As expected, I have already received comments relative to the news item I posted from last week's International Laser Technology Conference (AKL) in Aachen on fiber versus CO2 laser cutting. First off, let me be clear on what John Powell from Laser Expertise presented from a paper he co-authored with A.F.H Kaplan of the Lulea University of Technology -- it was a "discussion of the advantages and disadvantages of both types of laser cutting technology from a commercial point of view, written from the perspective of a laser cutting job-shop owner trying to decide between buying a fiber or CO2 laser cutting machine." His early conclusion was that the machine choice is not straightforward, and that "both machines have advantages and disadvantages."
During his introduction, Powell clarified that his analysis considered fiber laser to mean both fiber and disc lasers, and quoted Dr. Dirk Petring's (Fraunhofer ILT) comments made at last year's Industrial Laser Applications Symposium (ILAS, March 2011, Warrington, UK) comparing CO2 and fiber lasers for cutting thin section (Powell's emphasis) metal, that "the CO2 laser is dead." Simply put, for cutting metals thinner than 3 mm the fiber is faster and the edge quality is as good. So, for manufacturers of thin-gauge metal components, the fiber is the better choice.
For a job-shop, though, the choice is not as clear. So he investigated two machines, a 5 kW CO2 from Trumpf and a 3 kW fiber from Bystronic.

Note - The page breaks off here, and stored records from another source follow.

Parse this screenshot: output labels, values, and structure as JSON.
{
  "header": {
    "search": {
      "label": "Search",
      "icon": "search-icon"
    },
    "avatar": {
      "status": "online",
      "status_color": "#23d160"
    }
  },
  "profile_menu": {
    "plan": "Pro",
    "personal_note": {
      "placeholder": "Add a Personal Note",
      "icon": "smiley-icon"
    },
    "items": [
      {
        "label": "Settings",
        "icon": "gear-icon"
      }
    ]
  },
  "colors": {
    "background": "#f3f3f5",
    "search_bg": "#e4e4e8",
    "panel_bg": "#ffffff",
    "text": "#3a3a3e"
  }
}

Setting aside all the detailed data these suppliers provided, Powell decided on "two basic considerations" for the potential job-shop users: what will be the cost/part produced, and how good is the cut quality?
For cutting thin-gauge stainless steel. he gives the edge to the fiber laser which is 25-50% faster than the CO2 laser, especially when cutting large simple shapes. At 4 mm the cutting speeds converge, and above 8 mm the advantage goes to the CO2 laser.
Looking at running costs, Powell gives the edge to the fiber laser, citing its lower maintenance cost -- although he qualified this by noting the dearth of long-term operating data for the newer fiber laser technology.
As to cut quality, he acknowledged that suppliers of both technologies have narrowed the quality differences up to 6-8 mm thicknesses, but for thicknesses above this range the CO2 laser excels. Powell gave credit to the fiber laser for oxygen-assist cutting of mild steels where the cut edges are comparable.
The edge in cutting copper and aluminum alloys goes to the fiber laser. CO2 lasers get the nod for cutting plastic and wood-based products. He noted, though, that most job shops only cut a small amount of these materials.
So, Powell's conclusion: if you are a job shop with a wide range of cutting requirements, you "should buy CO2 machines until you have enough suitable work to fill the capacity of a fiber laser." For manufacturing companies making products from thin section metals, "your first choice should probably be a fiber laser." Prospective buyers, he advised, should get actual cutting trials done on typical jobs by potential suppliers of both types of machines.
Interestingly, many of the questions from the AKL audience dealt with technical aspects, which he answered. But he cautioned several times that his analysis was made from the perspective of a job-shop buyer, and consequently his two basic considerations -- cost/part and cut edge quality -- were the most important factors.